During 2008-09, I was awarded a joint research grant with Y. Zhou at the University of Reading by the Medical Research Council (MRC). Details of this are given below.

This is a Fast Tracking Drug Development Initiative Grant to hold a three-day workshop at the University of Reading. More information about the workshop is available here. The project deliverables are as follows:

1. To provide an intensive programme of talks from world experts on current trends in dose-finding methodology for early phase clinical trials, together with small-group discussions, where open problems can be addressed and progress made.

2. Participants will be able to learn about state-of-the-art adaptive designs for early phase clinical trials and related ethical issues, exchange research ideas, establish collaborative research links and discuss how to implement the methodology in practice.

3. To provide a report on the outcomes, which will highlight the main issues raised on each of the topics covered and summarise the current status of any open problems, and thus emphasise researchable areas of interest and important methodological gaps.

4. By exchanging research ideas and establishing collaborative links, the workshop will lead to joint grant applications for funding, preparation of papers for presentation at future international conferences and publication in relevant leading statistical journals.

I am currently a member of the Editorial Board for Sequential Analysis and an Associate Editor for Statistical Methodology.

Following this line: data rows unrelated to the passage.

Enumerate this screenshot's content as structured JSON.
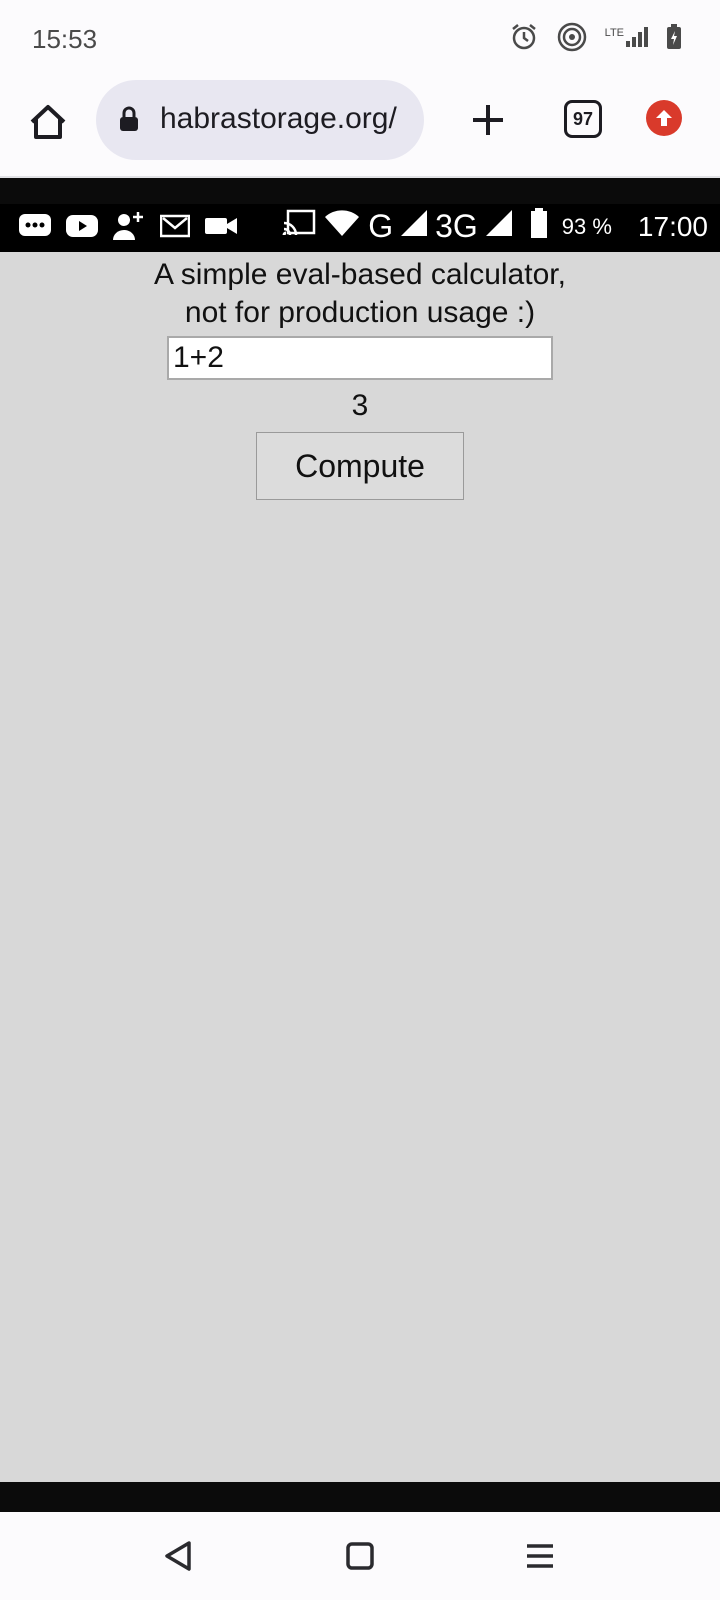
{
  "system_status": {
    "time": "15:53",
    "network_label": "LTE"
  },
  "browser": {
    "url": "habrastorage.org/",
    "tab_count": "97"
  },
  "device_status": {
    "network_g": "G",
    "network_3g": "3G",
    "battery": "93 %",
    "time": "17:00"
  },
  "page": {
    "heading_line1": "A simple eval-based calculator,",
    "heading_line2": "not for production usage :)",
    "expression": "1+2",
    "result": "3",
    "compute_label": "Compute"
  },
  "colors": {
    "accent_red": "#d93a2b",
    "page_bg": "#d8d8d8",
    "omnibox_bg": "#e8e7f1"
  }
}
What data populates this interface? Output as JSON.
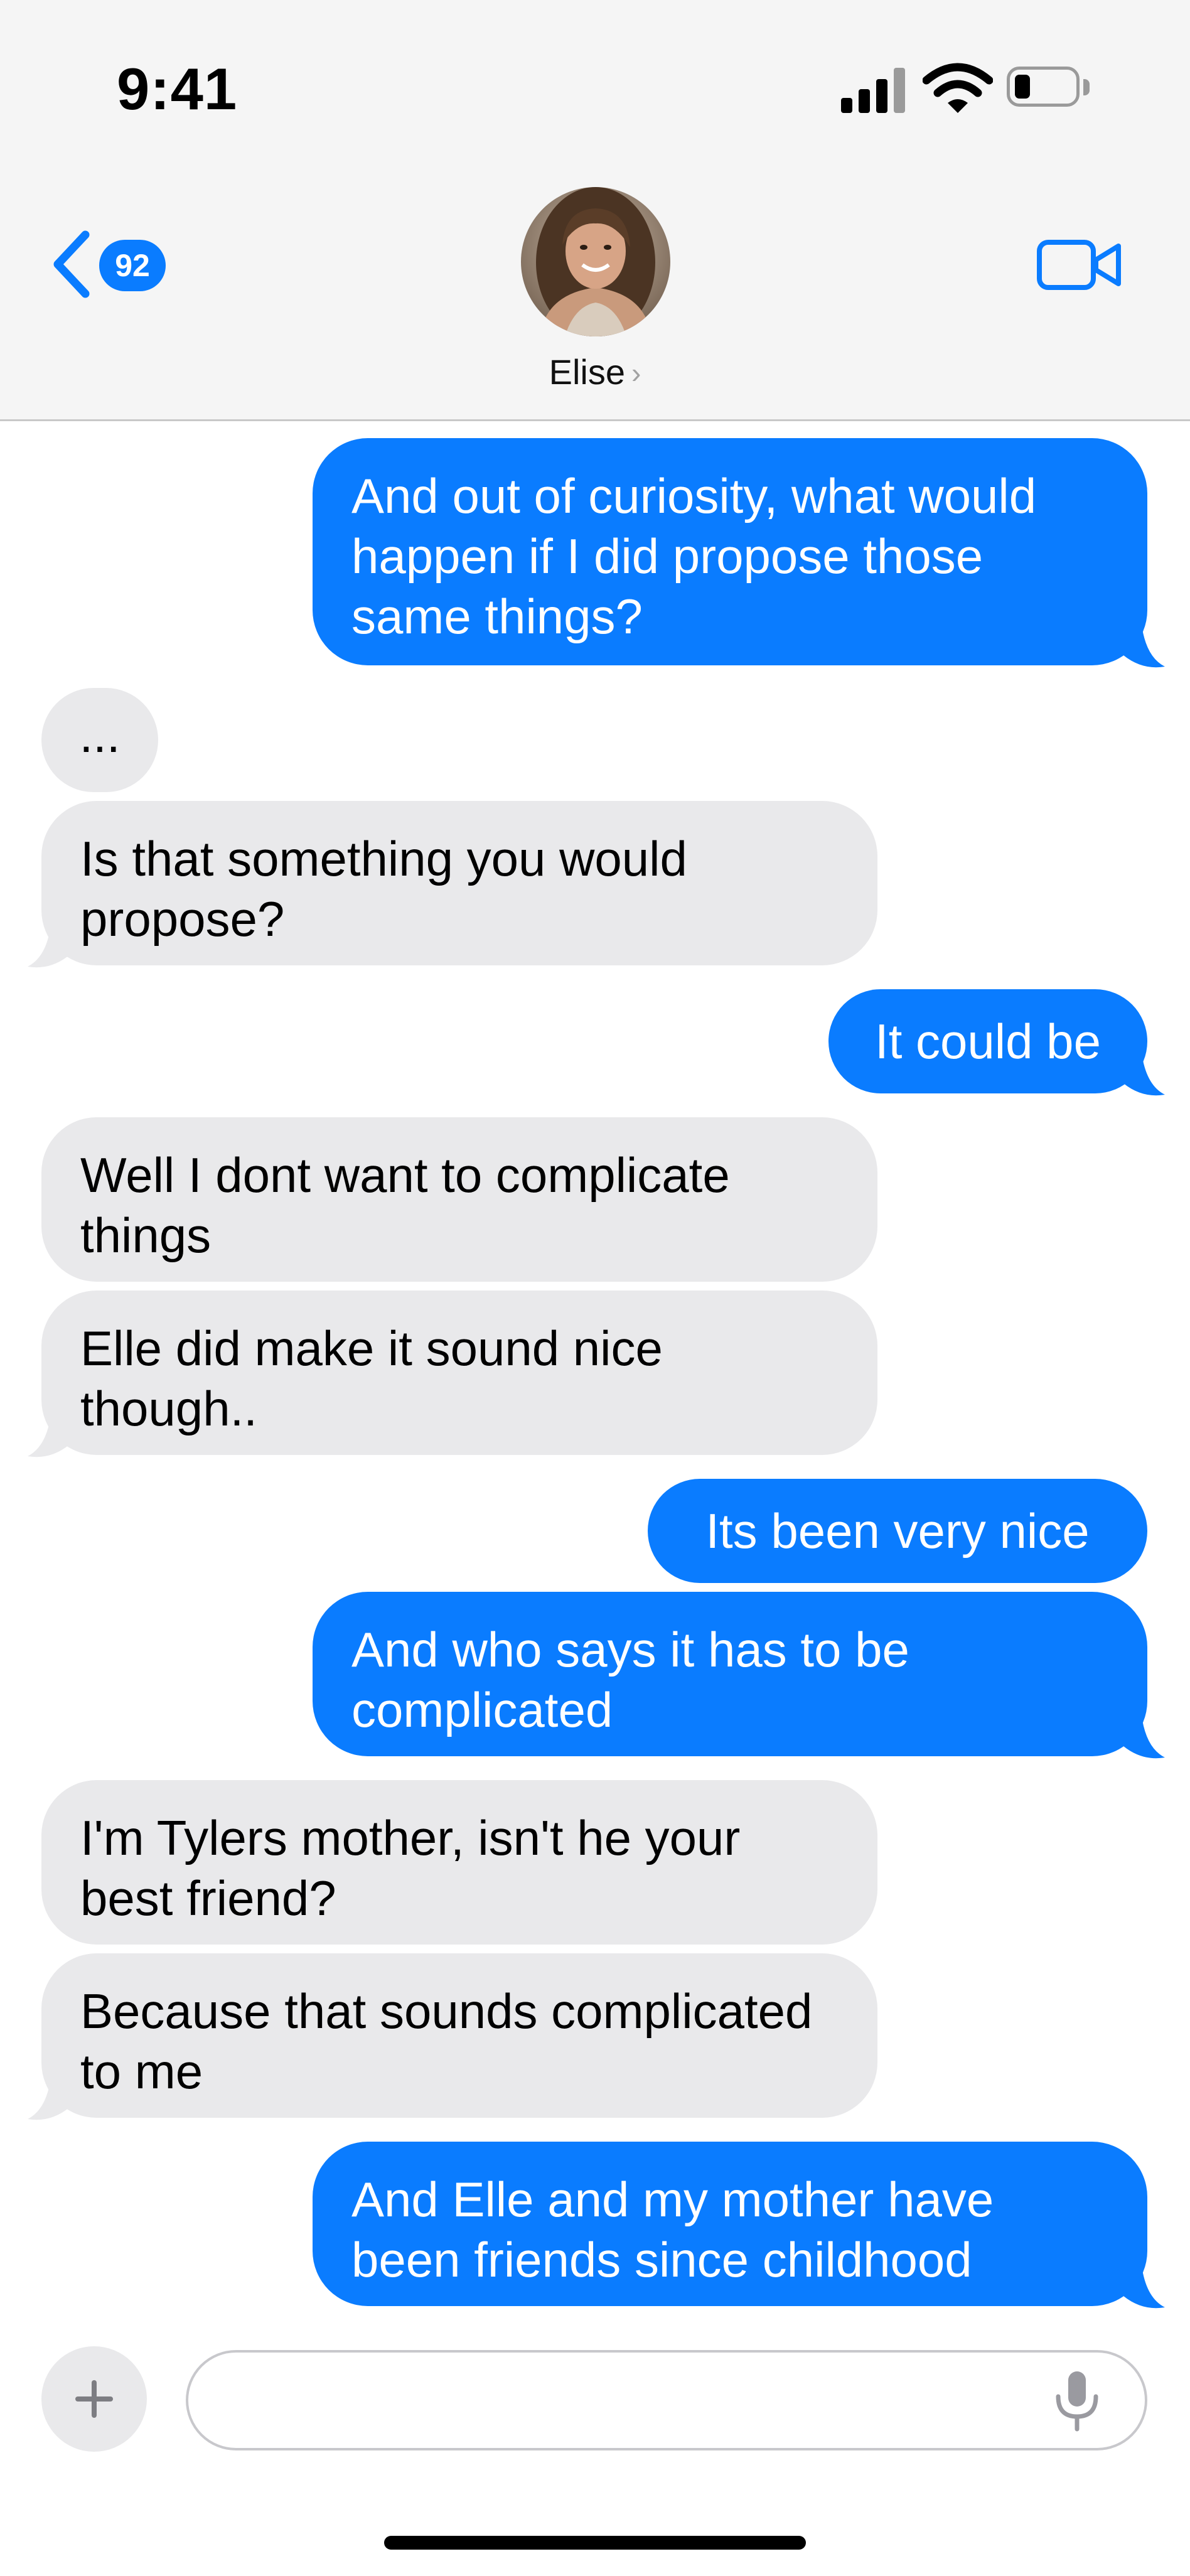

For the School of Mathematical Sciences, I am a London Taught Course Centre Representative and a member of the Committee of Professors of Statistics.

I have a BSc degree from Portsmouth Polytechnic, and MSc and DPhil degrees from the University of Oxford. I came to my present job at Queen Mary in 2005, and immediately before that was a Senior Lecturer in Statistics at the University of Sussex. During 1993-95, I was a Visiting Assistant Professor at the University of Michigan and was awarded a Fulbright Scholarship Grant in connection with the visit. Since 1993, I have been a Chartered Statisticican, and, since 1998, a Chartered Mathematician. I am a Fellow of the Royal Statistical Society and of the Institute of Mathematics and its Applications, and a Member of the Biometric Society, the International Society for Clinical Biostatistics and the Bernoulli Society.

One of my favourite pastimes is travelling. During June and July 2012, I made a three-week trip to Thailand and Cambodia. One of the highlights was a visit to the abandoned seaside resort of Kep near Kampot, where freshly caught crab cooked with locally produced pepper can be enjoyed at one of the oceanfront crab shacks. Other high points included a visit to the hilltop temple of Wat Banan south of Battambang, with its incredible views across the surrounding countryside. A ride on the local bamboo train provides a wonderful way of seeing some of the beautiful countryside. The train is powered by an engine at the back and accelerates very quickly. One of my other pastimes is learning Thai. I am currently living in Hove.

- Office
- 352, Mathematics Building
- D.S.Coad@qmul.ac.uk
- Phone
- 020 7882 5484 (from outside UK +44 20 7882 5484)
- Fax
- 020 7882 7684 (from outside UK +44 20 7882 7684)
- Postal Address
- Dr. D.S. Coad

School of Mathematical Sciences

Queen Mary, University of London

Mile End Road

London E1 4NS

United Kingdom

The contents of this Home Page are my own responsibility, not those of Queen Mary, University of London, or any of its Units.

[School of Mathematical Sciences] [Queen Mary, University of London]